Maged Mandour is a political analyst who writes openDemocracy’s “Chronicles of the Arab Revolt” column, which covers the affairs of the Arab world with a special focus on social change in the post-Arab Spring Middle East. He research interests include political violence, state repression, class formation, and capitalist development in the Arab world, as well as the international relations of the Middle East, with a special focus on Egypt. He has also made a number of media appearances as a commentator on Egyptian affairs. He has an M.A. in International Relations from Cambridge University, where his thesis explored Egyptian policy toward Hamas using Gramsci’s theory of hegemony.
In the response to the pandemic, Sisi’s security dominated government has focused on spreading misinformation, propaganda, and repression rather than addressing the health crisis.
Structural shortcomings in Egypt’s health care system, labor market, and economic and social policies curtail the government’s efforts to address a viral outbreak.
Egypt's penal system, defined by severe punishment and pre-trial abuses, impacts the state’s legitimacy, the rise of radicalization, and prospects for a transition.
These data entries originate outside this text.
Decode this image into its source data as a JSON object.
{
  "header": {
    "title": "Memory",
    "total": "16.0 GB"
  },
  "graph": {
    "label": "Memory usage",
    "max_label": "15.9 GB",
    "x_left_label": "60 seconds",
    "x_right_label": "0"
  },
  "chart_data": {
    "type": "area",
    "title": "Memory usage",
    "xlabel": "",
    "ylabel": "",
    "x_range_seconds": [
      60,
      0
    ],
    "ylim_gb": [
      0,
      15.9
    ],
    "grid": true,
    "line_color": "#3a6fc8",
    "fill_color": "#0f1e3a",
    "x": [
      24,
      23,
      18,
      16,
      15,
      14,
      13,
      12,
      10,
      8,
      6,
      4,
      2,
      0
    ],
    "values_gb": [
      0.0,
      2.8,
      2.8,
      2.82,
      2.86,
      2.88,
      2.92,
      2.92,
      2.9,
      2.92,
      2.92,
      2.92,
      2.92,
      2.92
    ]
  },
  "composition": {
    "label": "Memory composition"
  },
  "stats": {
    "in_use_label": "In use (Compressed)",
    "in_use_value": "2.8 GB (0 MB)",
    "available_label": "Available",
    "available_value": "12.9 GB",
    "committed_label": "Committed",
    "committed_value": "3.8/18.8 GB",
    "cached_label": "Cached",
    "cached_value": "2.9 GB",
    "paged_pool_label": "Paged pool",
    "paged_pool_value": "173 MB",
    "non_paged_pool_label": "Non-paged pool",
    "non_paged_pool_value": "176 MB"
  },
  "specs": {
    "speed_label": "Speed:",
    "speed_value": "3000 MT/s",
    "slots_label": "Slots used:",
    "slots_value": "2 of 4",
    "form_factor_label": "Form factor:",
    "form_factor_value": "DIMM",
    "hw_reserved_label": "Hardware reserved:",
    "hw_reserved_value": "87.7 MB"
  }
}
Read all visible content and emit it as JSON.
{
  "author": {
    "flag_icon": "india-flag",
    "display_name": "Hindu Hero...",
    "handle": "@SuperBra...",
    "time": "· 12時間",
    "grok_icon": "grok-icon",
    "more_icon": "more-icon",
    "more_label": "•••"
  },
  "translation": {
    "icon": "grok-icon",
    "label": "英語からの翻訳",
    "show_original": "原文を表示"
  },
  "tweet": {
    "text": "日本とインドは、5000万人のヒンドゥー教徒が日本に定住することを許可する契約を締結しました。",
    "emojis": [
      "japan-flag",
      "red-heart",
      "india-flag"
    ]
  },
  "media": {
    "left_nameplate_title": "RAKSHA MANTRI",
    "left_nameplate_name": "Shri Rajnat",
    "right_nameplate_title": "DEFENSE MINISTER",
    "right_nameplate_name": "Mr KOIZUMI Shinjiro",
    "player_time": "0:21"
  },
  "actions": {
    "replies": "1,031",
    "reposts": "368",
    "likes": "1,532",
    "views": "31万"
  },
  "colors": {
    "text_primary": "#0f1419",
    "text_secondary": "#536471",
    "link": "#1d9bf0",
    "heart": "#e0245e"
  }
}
Sisi prioritizes large-scale infrastructure projects to galvanize support, but these projects deepen the military’s hold over the economy and provide no tangible broad economic benefit.
Backlash against capital punishment in Egypt has reduced the number of executions but led security forces to increase their use of extrajudicial killings and enforced disappearances.
Proposed amendments to Egypt’s constitution will enshrine the military’s position above the state by giving it greater legal means to intervene against elected governments and prosecute political opponents.
In addition to escalating tensions with Italy, Egypt’s response to the murder case of Giulio Regeni shows how the security services rely on torture as the primary tool of repression.
Egypt’s current attempt to reduce public debt through austerity measures ignores the problem’s roots in uncontrolled military spending.
A new law regarding the Egyptian military gives the president greater ability to shield select senior officers from prosecution and strengthens his control over the military.
Recent arrests in Egypt aim to preempt public anger over planned neoliberal economic reforms and enhanced presidential powers.